[Data excerpts]
════
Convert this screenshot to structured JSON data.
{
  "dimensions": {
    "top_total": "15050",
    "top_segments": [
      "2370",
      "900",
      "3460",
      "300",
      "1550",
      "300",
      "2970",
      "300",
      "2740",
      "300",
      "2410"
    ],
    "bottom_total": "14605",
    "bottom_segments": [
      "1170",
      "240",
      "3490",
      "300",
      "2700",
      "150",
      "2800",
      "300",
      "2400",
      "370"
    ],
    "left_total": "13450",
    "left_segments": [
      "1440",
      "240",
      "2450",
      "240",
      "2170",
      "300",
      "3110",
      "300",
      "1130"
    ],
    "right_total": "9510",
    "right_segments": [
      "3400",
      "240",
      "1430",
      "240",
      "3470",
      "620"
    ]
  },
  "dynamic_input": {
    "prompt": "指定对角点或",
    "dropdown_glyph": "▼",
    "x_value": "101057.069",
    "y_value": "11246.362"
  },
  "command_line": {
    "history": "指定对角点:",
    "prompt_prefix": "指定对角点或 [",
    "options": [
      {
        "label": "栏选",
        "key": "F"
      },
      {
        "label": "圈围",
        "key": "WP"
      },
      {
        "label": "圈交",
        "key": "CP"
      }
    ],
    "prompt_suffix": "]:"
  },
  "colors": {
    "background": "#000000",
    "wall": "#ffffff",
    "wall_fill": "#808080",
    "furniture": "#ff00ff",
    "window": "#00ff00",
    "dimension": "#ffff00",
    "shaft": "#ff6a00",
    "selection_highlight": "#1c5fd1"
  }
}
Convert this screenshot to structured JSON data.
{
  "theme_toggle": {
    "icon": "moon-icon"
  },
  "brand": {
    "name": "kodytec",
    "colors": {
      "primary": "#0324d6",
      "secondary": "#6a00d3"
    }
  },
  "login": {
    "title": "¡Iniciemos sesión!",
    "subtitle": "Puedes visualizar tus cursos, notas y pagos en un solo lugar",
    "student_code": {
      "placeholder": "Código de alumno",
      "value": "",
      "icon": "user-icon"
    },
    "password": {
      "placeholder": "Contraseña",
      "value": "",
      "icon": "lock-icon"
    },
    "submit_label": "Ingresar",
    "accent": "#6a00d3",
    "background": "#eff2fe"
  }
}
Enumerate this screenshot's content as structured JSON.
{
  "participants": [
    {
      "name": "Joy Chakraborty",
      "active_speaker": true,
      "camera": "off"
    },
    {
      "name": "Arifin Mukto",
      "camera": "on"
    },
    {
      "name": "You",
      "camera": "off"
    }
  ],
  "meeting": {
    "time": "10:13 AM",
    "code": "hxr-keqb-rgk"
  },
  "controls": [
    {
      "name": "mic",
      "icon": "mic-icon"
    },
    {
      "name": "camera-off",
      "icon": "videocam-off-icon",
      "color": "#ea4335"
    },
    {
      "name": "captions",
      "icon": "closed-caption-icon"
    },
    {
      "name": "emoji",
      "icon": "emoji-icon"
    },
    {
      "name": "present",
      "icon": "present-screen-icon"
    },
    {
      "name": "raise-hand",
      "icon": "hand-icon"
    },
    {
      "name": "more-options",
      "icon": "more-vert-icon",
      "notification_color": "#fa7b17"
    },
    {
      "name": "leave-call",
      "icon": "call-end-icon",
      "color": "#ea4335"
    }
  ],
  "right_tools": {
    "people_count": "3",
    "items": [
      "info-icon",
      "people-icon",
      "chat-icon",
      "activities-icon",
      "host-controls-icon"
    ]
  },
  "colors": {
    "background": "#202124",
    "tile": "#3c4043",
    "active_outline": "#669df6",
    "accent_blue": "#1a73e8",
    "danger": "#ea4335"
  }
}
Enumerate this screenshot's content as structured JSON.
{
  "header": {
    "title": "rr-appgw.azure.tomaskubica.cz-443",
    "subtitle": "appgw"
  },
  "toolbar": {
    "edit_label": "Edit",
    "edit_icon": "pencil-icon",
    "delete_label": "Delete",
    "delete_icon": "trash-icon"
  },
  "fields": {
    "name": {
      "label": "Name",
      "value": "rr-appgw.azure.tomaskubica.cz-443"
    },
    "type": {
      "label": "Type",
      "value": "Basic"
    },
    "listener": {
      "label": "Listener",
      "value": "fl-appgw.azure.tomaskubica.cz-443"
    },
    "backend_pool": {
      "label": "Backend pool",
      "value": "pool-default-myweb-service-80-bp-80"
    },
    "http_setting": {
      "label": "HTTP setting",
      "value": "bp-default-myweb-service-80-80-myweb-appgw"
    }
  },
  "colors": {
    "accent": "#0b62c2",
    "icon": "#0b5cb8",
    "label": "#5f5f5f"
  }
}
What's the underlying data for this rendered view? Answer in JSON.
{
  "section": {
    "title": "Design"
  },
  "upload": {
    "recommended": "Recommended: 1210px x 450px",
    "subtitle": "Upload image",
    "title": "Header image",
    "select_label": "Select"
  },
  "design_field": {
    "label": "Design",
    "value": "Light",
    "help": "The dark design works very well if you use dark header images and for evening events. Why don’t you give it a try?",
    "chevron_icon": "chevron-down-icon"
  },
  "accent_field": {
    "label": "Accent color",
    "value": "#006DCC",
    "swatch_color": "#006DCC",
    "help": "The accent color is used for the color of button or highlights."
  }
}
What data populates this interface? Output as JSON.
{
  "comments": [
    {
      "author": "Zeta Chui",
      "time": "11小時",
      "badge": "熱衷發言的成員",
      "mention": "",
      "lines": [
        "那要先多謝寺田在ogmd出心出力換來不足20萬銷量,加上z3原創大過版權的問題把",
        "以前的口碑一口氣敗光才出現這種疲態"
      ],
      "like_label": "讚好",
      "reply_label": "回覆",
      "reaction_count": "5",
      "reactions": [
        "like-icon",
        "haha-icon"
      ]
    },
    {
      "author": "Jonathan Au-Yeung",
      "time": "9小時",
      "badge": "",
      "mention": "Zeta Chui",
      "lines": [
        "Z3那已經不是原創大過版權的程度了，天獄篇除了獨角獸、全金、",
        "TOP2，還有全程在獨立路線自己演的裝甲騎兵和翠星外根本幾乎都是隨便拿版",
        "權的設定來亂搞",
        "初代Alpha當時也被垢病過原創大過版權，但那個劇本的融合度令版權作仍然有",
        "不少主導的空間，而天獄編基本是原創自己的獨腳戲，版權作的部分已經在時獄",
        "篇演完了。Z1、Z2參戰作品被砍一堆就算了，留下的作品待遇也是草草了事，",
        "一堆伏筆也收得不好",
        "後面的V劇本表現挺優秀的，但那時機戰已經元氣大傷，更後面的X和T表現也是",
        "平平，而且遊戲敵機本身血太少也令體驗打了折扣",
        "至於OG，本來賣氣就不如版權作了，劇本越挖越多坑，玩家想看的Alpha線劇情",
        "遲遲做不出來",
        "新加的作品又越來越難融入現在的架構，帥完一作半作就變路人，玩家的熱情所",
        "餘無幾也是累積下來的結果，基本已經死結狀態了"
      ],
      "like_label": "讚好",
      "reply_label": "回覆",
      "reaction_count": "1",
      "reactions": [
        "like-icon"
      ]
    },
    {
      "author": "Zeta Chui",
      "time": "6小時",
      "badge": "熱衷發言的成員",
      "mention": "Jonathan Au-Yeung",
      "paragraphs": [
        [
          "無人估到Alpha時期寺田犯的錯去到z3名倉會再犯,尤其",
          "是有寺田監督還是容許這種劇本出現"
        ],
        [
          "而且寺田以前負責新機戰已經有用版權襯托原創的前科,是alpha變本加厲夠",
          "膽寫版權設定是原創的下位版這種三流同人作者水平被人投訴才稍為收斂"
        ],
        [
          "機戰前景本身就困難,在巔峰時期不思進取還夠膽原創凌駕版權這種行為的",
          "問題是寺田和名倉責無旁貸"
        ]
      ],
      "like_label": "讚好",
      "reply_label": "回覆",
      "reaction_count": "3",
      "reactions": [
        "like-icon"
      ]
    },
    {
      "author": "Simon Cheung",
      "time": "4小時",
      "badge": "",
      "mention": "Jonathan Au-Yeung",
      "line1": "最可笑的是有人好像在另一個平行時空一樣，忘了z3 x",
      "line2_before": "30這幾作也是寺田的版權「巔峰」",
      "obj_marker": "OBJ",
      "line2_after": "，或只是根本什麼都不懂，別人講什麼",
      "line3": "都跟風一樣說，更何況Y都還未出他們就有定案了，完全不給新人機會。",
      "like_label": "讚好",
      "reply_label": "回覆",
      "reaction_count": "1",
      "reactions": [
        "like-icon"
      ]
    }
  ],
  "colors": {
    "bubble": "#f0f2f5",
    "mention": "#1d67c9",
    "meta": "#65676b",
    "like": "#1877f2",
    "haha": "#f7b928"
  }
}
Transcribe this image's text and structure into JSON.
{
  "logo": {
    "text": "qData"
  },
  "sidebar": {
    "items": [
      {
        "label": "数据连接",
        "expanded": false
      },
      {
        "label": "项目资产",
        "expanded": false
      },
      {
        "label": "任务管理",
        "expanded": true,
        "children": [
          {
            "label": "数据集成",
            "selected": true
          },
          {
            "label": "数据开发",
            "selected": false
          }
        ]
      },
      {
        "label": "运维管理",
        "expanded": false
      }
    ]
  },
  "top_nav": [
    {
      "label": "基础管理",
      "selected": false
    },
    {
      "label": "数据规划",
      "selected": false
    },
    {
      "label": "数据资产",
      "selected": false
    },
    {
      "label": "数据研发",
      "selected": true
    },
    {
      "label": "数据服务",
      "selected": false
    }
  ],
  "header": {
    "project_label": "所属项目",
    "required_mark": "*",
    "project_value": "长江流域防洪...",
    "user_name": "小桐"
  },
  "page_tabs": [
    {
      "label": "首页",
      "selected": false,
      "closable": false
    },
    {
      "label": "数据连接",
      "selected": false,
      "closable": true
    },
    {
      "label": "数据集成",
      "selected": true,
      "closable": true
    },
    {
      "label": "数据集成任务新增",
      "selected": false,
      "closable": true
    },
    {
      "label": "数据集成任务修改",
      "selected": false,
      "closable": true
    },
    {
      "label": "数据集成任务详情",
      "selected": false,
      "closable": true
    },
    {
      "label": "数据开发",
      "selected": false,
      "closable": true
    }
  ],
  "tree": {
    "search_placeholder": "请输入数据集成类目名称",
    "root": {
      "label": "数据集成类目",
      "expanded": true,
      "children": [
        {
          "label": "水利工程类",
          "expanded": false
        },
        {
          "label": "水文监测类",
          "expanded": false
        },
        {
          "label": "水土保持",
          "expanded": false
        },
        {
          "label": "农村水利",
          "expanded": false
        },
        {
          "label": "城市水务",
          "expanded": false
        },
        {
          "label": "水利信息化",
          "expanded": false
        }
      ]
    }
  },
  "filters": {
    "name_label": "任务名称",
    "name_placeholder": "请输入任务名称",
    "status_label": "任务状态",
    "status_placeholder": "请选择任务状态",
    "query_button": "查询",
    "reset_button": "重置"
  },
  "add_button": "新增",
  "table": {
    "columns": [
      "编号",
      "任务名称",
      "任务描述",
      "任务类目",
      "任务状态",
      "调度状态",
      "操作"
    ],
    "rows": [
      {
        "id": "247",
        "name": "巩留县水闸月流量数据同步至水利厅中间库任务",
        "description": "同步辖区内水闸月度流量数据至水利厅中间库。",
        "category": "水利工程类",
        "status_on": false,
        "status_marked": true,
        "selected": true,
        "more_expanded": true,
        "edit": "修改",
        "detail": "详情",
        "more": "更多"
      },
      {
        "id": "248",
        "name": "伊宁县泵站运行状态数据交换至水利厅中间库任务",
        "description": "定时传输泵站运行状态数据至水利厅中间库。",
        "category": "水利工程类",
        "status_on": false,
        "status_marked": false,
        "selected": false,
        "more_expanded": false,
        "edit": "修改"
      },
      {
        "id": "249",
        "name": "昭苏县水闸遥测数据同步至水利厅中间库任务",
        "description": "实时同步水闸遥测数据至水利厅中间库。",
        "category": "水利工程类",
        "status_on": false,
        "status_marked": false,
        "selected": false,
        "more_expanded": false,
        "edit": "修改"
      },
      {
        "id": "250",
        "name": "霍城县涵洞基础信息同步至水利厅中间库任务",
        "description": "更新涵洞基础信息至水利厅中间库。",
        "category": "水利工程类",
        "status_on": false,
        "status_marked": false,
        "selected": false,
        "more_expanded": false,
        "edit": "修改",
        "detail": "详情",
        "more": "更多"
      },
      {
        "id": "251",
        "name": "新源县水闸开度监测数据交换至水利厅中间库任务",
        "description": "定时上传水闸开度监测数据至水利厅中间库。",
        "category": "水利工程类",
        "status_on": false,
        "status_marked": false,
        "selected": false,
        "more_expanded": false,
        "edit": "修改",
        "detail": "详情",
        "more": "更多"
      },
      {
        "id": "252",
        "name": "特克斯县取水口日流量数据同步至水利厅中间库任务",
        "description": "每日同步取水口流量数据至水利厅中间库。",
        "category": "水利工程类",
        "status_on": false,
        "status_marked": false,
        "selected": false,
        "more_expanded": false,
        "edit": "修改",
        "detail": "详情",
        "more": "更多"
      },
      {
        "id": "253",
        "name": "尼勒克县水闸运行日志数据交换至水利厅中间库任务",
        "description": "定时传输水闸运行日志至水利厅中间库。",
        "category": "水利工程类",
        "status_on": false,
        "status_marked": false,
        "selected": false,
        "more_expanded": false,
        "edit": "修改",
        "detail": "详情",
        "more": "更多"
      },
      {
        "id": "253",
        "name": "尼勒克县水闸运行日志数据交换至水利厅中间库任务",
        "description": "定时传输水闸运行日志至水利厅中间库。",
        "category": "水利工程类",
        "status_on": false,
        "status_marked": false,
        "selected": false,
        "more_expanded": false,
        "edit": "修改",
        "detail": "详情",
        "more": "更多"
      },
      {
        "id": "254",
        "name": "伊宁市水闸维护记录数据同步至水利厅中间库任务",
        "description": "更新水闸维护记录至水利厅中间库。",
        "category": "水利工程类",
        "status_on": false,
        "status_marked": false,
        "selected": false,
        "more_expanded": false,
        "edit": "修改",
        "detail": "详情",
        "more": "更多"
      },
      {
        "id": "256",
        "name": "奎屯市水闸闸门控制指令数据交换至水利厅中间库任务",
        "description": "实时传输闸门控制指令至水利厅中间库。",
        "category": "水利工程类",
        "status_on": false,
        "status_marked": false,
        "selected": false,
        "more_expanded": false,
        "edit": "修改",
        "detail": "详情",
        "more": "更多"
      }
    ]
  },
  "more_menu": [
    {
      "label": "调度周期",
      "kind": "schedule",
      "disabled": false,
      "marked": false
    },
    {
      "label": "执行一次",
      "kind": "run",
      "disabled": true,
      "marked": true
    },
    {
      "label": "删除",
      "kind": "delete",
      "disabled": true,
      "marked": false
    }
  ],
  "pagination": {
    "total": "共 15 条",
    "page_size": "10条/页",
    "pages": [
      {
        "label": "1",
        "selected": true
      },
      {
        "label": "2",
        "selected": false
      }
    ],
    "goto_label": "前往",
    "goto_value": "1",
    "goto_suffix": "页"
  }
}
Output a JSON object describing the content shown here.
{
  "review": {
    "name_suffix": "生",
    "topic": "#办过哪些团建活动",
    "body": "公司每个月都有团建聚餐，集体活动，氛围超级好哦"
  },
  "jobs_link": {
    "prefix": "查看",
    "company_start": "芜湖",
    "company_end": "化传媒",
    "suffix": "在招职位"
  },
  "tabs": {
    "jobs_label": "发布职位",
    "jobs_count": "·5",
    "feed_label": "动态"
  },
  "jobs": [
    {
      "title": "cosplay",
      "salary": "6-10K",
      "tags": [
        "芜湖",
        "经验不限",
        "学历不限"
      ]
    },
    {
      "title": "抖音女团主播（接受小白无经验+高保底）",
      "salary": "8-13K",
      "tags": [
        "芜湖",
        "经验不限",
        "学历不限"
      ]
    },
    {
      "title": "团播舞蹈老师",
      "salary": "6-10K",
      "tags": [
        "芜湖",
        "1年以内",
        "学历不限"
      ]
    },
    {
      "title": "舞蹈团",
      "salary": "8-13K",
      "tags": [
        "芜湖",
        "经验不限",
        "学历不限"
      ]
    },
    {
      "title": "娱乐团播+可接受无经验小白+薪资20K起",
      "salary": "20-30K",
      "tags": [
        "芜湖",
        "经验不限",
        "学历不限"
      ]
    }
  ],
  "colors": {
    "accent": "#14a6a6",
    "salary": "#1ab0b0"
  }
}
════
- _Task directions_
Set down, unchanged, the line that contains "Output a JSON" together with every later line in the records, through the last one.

- _Your solution_
Output a JSON object describing the content shown here.
{
  "review": {
    "name_suffix": "生",
    "topic": "#办过哪些团建活动",
    "body": "公司每个月都有团建聚餐，集体活动，氛围超级好哦"
  },
  "jobs_link": {
    "prefix": "查看",
    "company_start": "芜湖",
    "company_end": "化传媒",
    "suffix": "在招职位"
  },
  "tabs": {
    "jobs_label": "发布职位",
    "jobs_count": "·5",
    "feed_label": "动态"
  },
  "jobs": [
    {
      "title": "cosplay",
      "salary": "6-10K",
      "tags": [
        "芜湖",
        "经验不限",
        "学历不限"
      ]
    },
    {
      "title": "抖音女团主播（接受小白无经验+高保底）",
      "salary": "8-13K",
      "tags": [
        "芜湖",
        "经验不限",
        "学历不限"
      ]
    },
    {
      "title": "团播舞蹈老师",
      "salary": "6-10K",
      "tags": [
        "芜湖",
        "1年以内",
        "学历不限"
      ]
    },
    {
      "title": "舞蹈团",
      "salary": "8-13K",
      "tags": [
        "芜湖",
        "经验不限",
        "学历不限"
      ]
    },
    {
      "title": "娱乐团播+可接受无经验小白+薪资20K起",
      "salary": "20-30K",
      "tags": [
        "芜湖",
        "经验不限",
        "学历不限"
      ]
    }
  ],
  "colors": {
    "accent": "#14a6a6",
    "salary": "#1ab0b0"
  }
}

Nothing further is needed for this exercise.